Victorian newspapers looked very little like today’s newspapers - it’s great reminder of how much things change in journalism.
- Marc Andreessen is writing about the history of newspapers and how that compares to the birth of new media. I had a conversation about this very issue with Antony maybe 18 months ago, and I do think it’s a fascinating subject. I shall be following it keenly.
- Self-hosted WordPress blogs which haven’t been patched recently are being exploited widely. I like WordPress. I use it for some blogs. But I dislike the more fanatical, evangelical end of its community who think EVERYBODY should use it. As a particular blog platform approaches ubiquity, it’s going to be exploited (just as happened with Windows and desktop OSes). We saw this with Movable Type and comment spam. Now it’s WordPress’s turn. This is why we need a diversity of blog platforms.
- Sarah Lacy (she of the infamous Zuckerberg interview) now has a blog, called Sarah Lacy. Prosaic name, but nice design. (Discovered via Techcrunch UK.)
History Matters aims to find out tomorrow, by compiling a blog of posts by people all over the UK on one day: October 17th 2006
The Grauniad gets all excited about the idea that coffe shops are becoming a transitory space between work and home, where you can relax or carry out business.
In fact, 400 years ago today, James IV of Scotland was crowned in Westminster Abbey, becoming James I of England as well. This The Union of The Crowns was the first step towards the eventual Union of the Nations.
You can catch some oblique references to it, if you hunt around, but not many.

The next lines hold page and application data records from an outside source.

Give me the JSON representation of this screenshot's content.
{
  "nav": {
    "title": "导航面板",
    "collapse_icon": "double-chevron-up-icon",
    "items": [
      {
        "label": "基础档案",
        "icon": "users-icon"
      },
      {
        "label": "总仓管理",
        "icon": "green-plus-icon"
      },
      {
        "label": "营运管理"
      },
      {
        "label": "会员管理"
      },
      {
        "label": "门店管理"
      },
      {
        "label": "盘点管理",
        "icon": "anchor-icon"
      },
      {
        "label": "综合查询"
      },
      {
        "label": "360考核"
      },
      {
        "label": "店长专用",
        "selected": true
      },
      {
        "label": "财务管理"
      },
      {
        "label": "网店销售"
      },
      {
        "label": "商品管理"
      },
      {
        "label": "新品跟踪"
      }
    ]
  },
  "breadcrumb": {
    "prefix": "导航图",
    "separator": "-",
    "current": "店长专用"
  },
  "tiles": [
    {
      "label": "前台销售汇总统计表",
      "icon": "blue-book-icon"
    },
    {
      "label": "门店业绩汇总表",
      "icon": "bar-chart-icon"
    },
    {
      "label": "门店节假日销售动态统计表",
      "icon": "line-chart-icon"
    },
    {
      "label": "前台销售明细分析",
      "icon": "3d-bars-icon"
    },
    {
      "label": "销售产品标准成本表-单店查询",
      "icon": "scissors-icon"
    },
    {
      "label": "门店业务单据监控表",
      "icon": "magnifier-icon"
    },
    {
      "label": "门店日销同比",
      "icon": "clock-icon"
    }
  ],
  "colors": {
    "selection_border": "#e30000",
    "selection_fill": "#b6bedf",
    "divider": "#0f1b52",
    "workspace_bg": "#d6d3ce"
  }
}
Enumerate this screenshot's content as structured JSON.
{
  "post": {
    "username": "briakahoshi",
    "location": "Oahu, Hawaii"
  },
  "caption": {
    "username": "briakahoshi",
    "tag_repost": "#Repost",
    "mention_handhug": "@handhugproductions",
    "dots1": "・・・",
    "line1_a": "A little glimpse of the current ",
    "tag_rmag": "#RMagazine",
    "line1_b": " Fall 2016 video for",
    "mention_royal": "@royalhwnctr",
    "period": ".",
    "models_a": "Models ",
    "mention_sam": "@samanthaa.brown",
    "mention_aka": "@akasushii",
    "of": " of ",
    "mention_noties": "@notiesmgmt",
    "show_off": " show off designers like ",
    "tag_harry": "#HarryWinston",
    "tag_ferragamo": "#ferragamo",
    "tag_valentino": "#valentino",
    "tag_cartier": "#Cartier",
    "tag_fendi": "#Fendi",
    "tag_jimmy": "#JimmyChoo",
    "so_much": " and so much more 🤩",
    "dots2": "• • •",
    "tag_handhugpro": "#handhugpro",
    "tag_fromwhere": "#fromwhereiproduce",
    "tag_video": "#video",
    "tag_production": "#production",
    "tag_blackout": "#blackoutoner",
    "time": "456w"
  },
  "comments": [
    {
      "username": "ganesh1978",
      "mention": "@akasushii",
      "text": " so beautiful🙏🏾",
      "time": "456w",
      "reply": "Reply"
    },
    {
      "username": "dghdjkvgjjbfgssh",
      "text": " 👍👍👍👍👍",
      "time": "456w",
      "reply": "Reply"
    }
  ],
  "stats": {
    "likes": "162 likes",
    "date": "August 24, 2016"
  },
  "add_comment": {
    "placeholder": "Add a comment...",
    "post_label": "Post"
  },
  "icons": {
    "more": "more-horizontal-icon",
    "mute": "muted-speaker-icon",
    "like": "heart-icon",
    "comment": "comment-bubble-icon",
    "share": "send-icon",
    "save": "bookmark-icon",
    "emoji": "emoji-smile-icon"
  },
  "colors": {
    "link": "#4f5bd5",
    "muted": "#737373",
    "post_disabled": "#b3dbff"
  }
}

Of course, students of the history of the preceding few hundred years will note that the two had been one in some measure on and off for centuries. Scots kings were constantly swearing allegiance to the English, rebelling, getting invaded, rebelling again, swearing allegiance…
That uneasy relationship continues to this day, even after devolution and the formation of the Scottish Parliament. My fellow English folk have a terrible habit of using “England” and “Britain” as interchangeably as tourists do, which doesn’t endear them to the Scots. As a child growing up in Scotland, I was routinely irritated by kids’ TV wishing everyone good luck in their exams and giving guides to revision over a month after the Scottish schools exams had finished.
It’s common for the English to accuse the Americans of being isolationist and ignorant of the world outside their shores. How ironic that so many of us are just as ignorant of a land which borders on our own.
The call for devolution and a Scottish Parliament were an inevitable result of a London-focused Government and media that repeatedly neglected the land north of the border or, worse, used it as a test bed for terrible ideas like the poll tax.
One of the good things Labour did upon taking power was granting Scotland a measure of independence, satisfying that hunger for more control and recognition, without destroying the United Kingdom. What a pity that they screwed it up by excluding English, Welsh and Northern Irish MPs from a direct say in running Scotland, while allowing Scottish MPs a say in measures that don’t affect Scotland at all. This is the West Lothian Question, and years after it was first asked, nothing has been done to address it.
There have been calls for a English Parliaments, or to ban Scots MPs from voting on purely English matters in Westminster. Yet, the Labour Party continues to ignore the issue. Could the fact that Scottish MPs are predominantly from the Labour Party have anything to do with this unwillingless to address this constitutional nonsense.
400 years after we first welcomes a Scots king onto the English throne, we should be mindful of the fact that his political successors have more influence over their neighbour than is warranted. The English’s wilful ignorance of all things north of the border makes this a vain hope.
A photo of Roy Tinworth in Suez sparks family memories